) or are still underway (Gifford 1999
). Concerns have been raised, though, as to whether QI can be assessed using randomized clinical trials. Thus, some studies, including ours, have considered an alternative approach that uses observational data from many nursing homes to measure the extent of QI implementation and determine its association with outcomes. Notably, Zinn et al. (1997)
found no association between QI adoption and the facility percentage of residents with urinary catheters, physical restraints, pressure ulcers, or contractures. In comparison to Zinn et al., the strengths of our study included the ability to study the incidence of pressure ulcer development rather than prevalence, the ability to consider patient-level factors in modeling, and the availability of an extensively validated risk-adjustment model for our outcome of interest.
Despite these strengths, we were unable to demonstrate a significant association between QI implementation and the risk-adjusted rate of pressure ulcer development. We did observe, however, a relationship that was in the expected direction whereby residents of nursing homes with a higher degree of QI implementation had a lower pressure ulcer rate. Furthermore, the effect size was clinically meaningful with a 1-point increase in the facility QI implementation score (approximately the difference between the nursing homes with the highest and lowest scores) being associated with an observed pressure ulcer rate 1.7 percent lower than the expected rate. If we had had a larger sample of nursing homes, and thus more statistical power, this effect might have been significant. Interestingly, neither staff-reported guideline adoption nor pressure ulcer preventive practices, as documented in the medical record, were associated with the rate of pressure ulcer development. The absence of such associations could also be due to inaccuracies in the data on pressure ulcer development. Although studies evaluating the PAF have been limited, good agreement among nurse-reviewers has been reported (Rudman, Bross, and Mattson 1994

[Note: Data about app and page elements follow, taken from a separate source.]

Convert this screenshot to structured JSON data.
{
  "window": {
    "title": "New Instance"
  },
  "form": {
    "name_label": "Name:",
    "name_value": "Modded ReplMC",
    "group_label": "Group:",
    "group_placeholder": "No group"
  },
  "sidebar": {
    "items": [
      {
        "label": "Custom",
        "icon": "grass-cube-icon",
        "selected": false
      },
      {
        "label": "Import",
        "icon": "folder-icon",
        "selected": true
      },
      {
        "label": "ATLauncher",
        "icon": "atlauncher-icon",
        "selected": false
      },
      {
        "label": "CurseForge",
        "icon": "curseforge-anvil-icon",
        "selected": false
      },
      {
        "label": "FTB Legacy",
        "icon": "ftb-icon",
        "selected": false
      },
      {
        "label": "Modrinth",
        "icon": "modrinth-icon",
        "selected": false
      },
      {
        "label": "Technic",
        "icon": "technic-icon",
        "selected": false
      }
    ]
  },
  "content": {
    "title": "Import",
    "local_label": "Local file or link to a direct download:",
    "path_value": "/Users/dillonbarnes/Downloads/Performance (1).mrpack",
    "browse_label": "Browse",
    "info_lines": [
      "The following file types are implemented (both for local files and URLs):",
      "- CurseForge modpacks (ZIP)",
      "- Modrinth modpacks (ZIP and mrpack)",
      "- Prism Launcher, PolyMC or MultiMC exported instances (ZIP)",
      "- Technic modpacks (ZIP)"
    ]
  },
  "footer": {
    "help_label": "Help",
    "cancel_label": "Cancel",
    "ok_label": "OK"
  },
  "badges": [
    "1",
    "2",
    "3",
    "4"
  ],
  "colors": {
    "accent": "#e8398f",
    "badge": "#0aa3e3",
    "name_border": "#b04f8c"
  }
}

). These results highlight the difficulties in trying to link process and outcome measures.
It is increasingly important to understand not only which nursing homes are doing well, but also how some nursing homes are achieving better outcomes (Brannon 1992
). We have now examined one method nursing homes may employ to improve the quality of their care. We have found that there are differences among nursing homes in their implementation of QI practices, and that QI appears to be associated with employee satisfaction and the perception of providing better care. However, our results were inconclusive in terms of demonstrating an effect of QI on quality of care. Thus, our results emphasize the need for continued study before QI is widely promoted as a means for improving nursing home quality. Our results do seem to support the importance of developing an organizational culture and capacity for implementing QI. Quality improvement, as well as other interventions to improve care, is unlikely to be successfully implemented in nursing homes that are not suitably predisposed to making the necessary changes in how care is delivered.